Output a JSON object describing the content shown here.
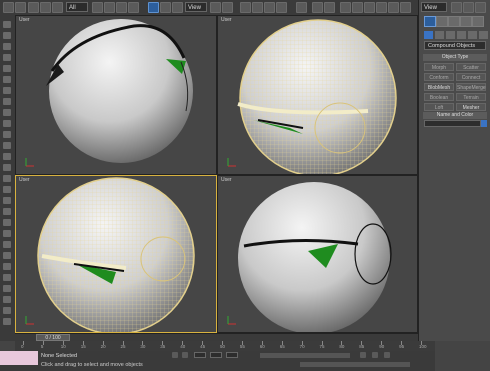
{
  "toolbar": {
    "selection_filter": "All",
    "view_dropdown": "View",
    "panel_dropdown": "View"
  },
  "viewports": [
    {
      "label": "User"
    },
    {
      "label": "User"
    },
    {
      "label": "User"
    },
    {
      "label": "User"
    }
  ],
  "command_panel": {
    "category": "Compound Objects",
    "object_type_title": "Object Type",
    "buttons": [
      "Morph",
      "Scatter",
      "Conform",
      "Connect",
      "BlobMesh",
      "ShapeMerge",
      "Boolean",
      "Terrain",
      "Loft",
      "Mesher",
      "ProBoolean",
      "ProCutter"
    ],
    "name_and_color_title": "Name and Color"
  },
  "timeslider": {
    "frame": "0 / 100"
  },
  "track_numbers": [
    "0",
    "5",
    "10",
    "15",
    "20",
    "25",
    "30",
    "35",
    "40",
    "45",
    "50",
    "55",
    "60",
    "65",
    "70",
    "75",
    "80",
    "85",
    "90",
    "95",
    "100"
  ],
  "status": {
    "selection": "None Selected",
    "prompt": "Click and drag to select and move objects"
  },
  "colors": {
    "accent": "#2c5e9c",
    "active_border": "#d8b23f",
    "sphere_wire": "#f0e2b0",
    "green_cut": "#1f8c1f"
  }
}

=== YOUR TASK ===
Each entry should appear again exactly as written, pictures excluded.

=== EXERCISE ANSWER ===
Output a JSON object describing the content shown here.
{
  "toolbar": {
    "selection_filter": "All",
    "view_dropdown": "View",
    "panel_dropdown": "View"
  },
  "viewports": [
    {
      "label": "User"
    },
    {
      "label": "User"
    },
    {
      "label": "User"
    },
    {
      "label": "User"
    }
  ],
  "command_panel": {
    "category": "Compound Objects",
    "object_type_title": "Object Type",
    "buttons": [
      "Morph",
      "Scatter",
      "Conform",
      "Connect",
      "BlobMesh",
      "ShapeMerge",
      "Boolean",
      "Terrain",
      "Loft",
      "Mesher",
      "ProBoolean",
      "ProCutter"
    ],
    "name_and_color_title": "Name and Color"
  },
  "timeslider": {
    "frame": "0 / 100"
  },
  "track_numbers": [
    "0",
    "5",
    "10",
    "15",
    "20",
    "25",
    "30",
    "35",
    "40",
    "45",
    "50",
    "55",
    "60",
    "65",
    "70",
    "75",
    "80",
    "85",
    "90",
    "95",
    "100"
  ],
  "status": {
    "selection": "None Selected",
    "prompt": "Click and drag to select and move objects"
  },
  "colors": {
    "accent": "#2c5e9c",
    "active_border": "#d8b23f",
    "sphere_wire": "#f0e2b0",
    "green_cut": "#1f8c1f"
  }
}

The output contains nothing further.